> **YOUR TASK**
The answer is the set of lines that include "heading", copied from the data below.

┌─ RECORD SET

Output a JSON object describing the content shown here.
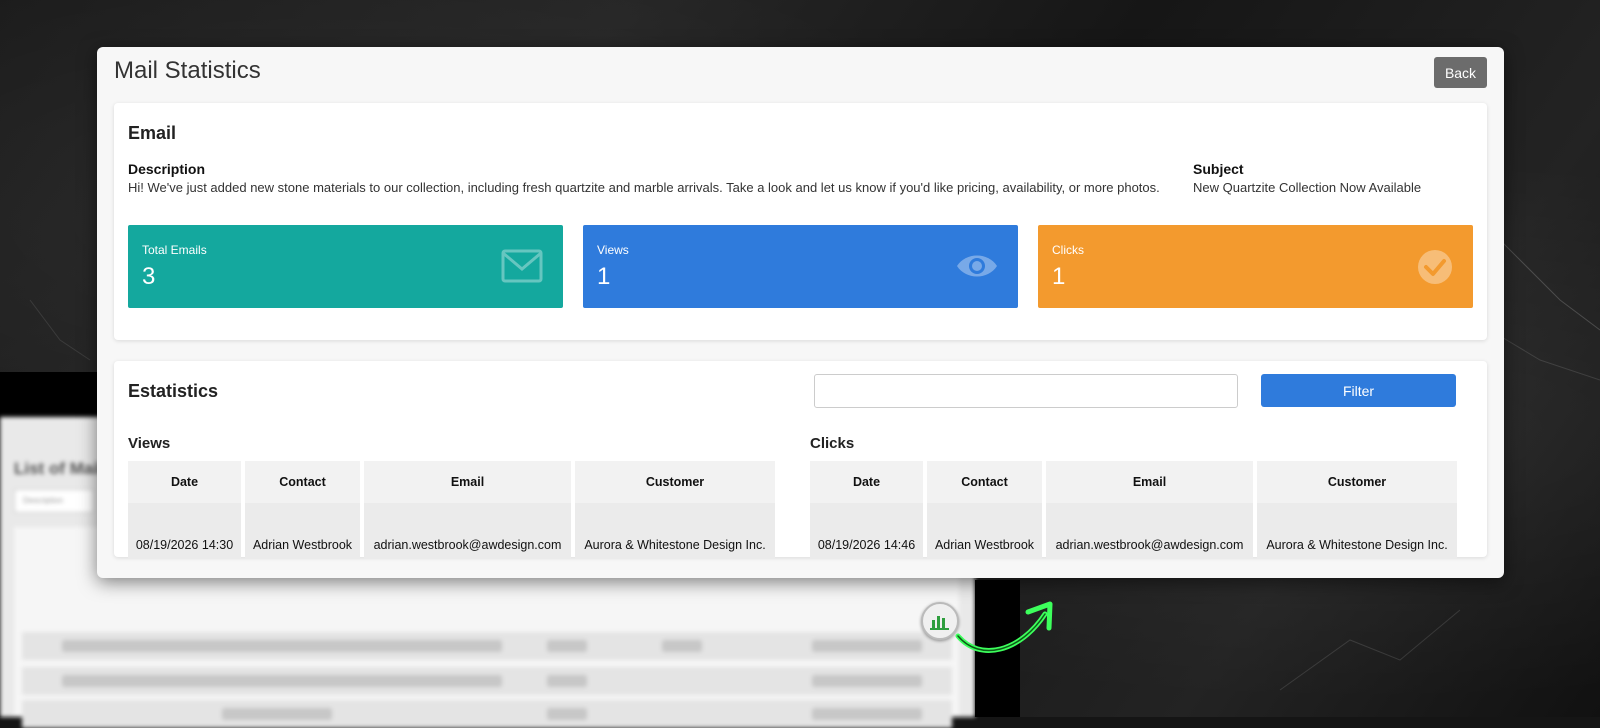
{
  "background": {
    "blurred_app_title": "List of Mail",
    "blurred_search_placeholder": "Description"
  },
  "modal": {
    "title": "Mail Statistics",
    "back_label": "Back"
  },
  "email_card": {
    "heading": "Email",
    "description_label": "Description",
    "description_text": "Hi! We've just added new stone materials to our collection, including fresh quartzite and marble arrivals. Take a look and let us know if you'd like pricing, availability, or more photos.",
    "subject_label": "Subject",
    "subject_text": "New Quartzite Collection Now Available"
  },
  "stats": [
    {
      "label": "Total Emails",
      "value": "3",
      "color": "#14a89e",
      "icon": "envelope-icon"
    },
    {
      "label": "Views",
      "value": "1",
      "color": "#2f7bdc",
      "icon": "eye-icon"
    },
    {
      "label": "Clicks",
      "value": "1",
      "color": "#f39a2e",
      "icon": "check-circle-icon"
    }
  ],
  "statistics_card": {
    "heading": "Estatistics",
    "filter_value": "",
    "filter_label": "Filter",
    "views": {
      "heading": "Views",
      "columns": [
        "Date",
        "Contact",
        "Email",
        "Customer"
      ],
      "rows": [
        [
          "08/19/2026 14:30",
          "Adrian Westbrook",
          "adrian.westbrook@awdesign.com",
          "Aurora & Whitestone Design Inc."
        ]
      ]
    },
    "clicks": {
      "heading": "Clicks",
      "columns": [
        "Date",
        "Contact",
        "Email",
        "Customer"
      ],
      "rows": [
        [
          "08/19/2026 14:46",
          "Adrian Westbrook",
          "adrian.westbrook@awdesign.com",
          "Aurora & Whitestone Design Inc."
        ]
      ]
    }
  }
}
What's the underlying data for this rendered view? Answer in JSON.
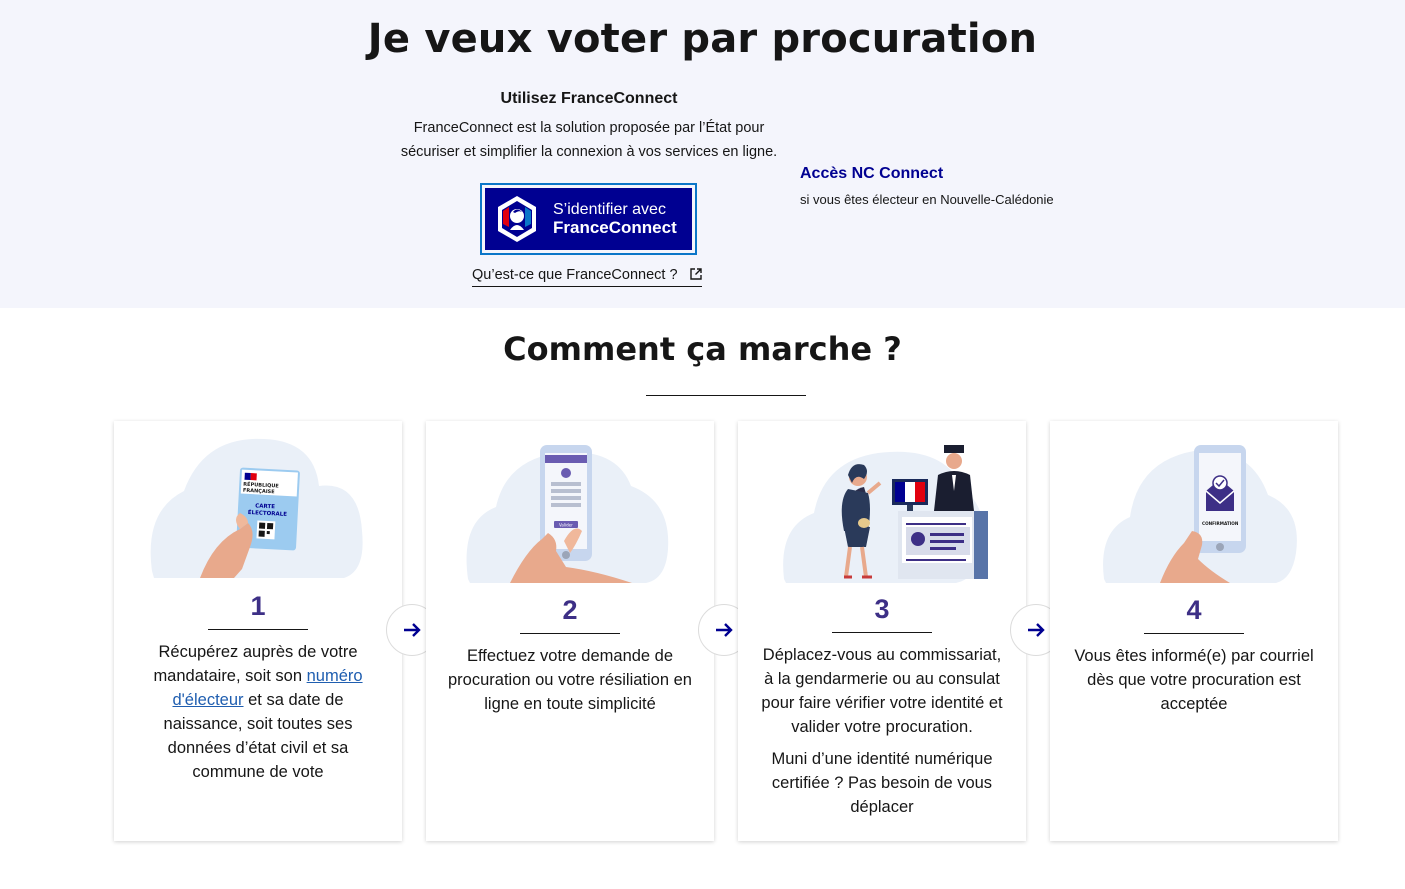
{
  "page": {
    "title": "Je veux voter par procuration"
  },
  "franceconnect": {
    "heading": "Utilisez FranceConnect",
    "description_line1": "FranceConnect est la solution proposée par l’État pour",
    "description_line2": "sécuriser et simplifier la connexion à vos services en ligne.",
    "button_line1": "S’identifier avec",
    "button_line2": "FranceConnect",
    "info_link": "Qu’est-ce que FranceConnect ?"
  },
  "nc_connect": {
    "title": "Accès NC Connect",
    "subtitle": "si vous êtes électeur en Nouvelle-Calédonie"
  },
  "how": {
    "title": "Comment ça marche ?",
    "steps": [
      {
        "number": "1",
        "text_before": "Récupérez auprès de votre mandataire, soit son ",
        "link": "numéro d'électeur",
        "text_after": " et sa date de naissance, soit toutes ses données d’état civil et sa commune de vote",
        "card_label_1": "RÉPUBLIQUE",
        "card_label_2": "FRANÇAISE",
        "card_label_3": "CARTE",
        "card_label_4": "ÉLECTORALE"
      },
      {
        "number": "2",
        "text": "Effectuez votre demande de procuration ou votre résiliation en ligne en toute simplicité",
        "phone_button": "Valider"
      },
      {
        "number": "3",
        "text": "Déplacez-vous au commissariat, à la gendarmerie ou au consulat pour faire vérifier votre identité et valider votre procuration.",
        "text2": "Muni d’une identité numérique certifiée ? Pas besoin de vous déplacer"
      },
      {
        "number": "4",
        "text": "Vous êtes informé(e) par courriel dès que votre procuration est acceptée",
        "phone_label": "CONFIRMATION"
      }
    ]
  },
  "colors": {
    "brand_blue": "#000091",
    "step_number": "#3d2f86",
    "top_background": "#f4f5fc",
    "link": "#1f5eb0"
  },
  "icons": {
    "arrow": "arrow-right-icon",
    "external": "external-link-icon",
    "fc_logo": "marianne-logo-icon"
  }
}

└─

> **SOLUTION TO THIS TASK**
    "heading": "Email",
    "heading": "Estatistics",
      "heading": "Views",
      "heading": "Clicks",
    "heading": "Utilisez FranceConnect",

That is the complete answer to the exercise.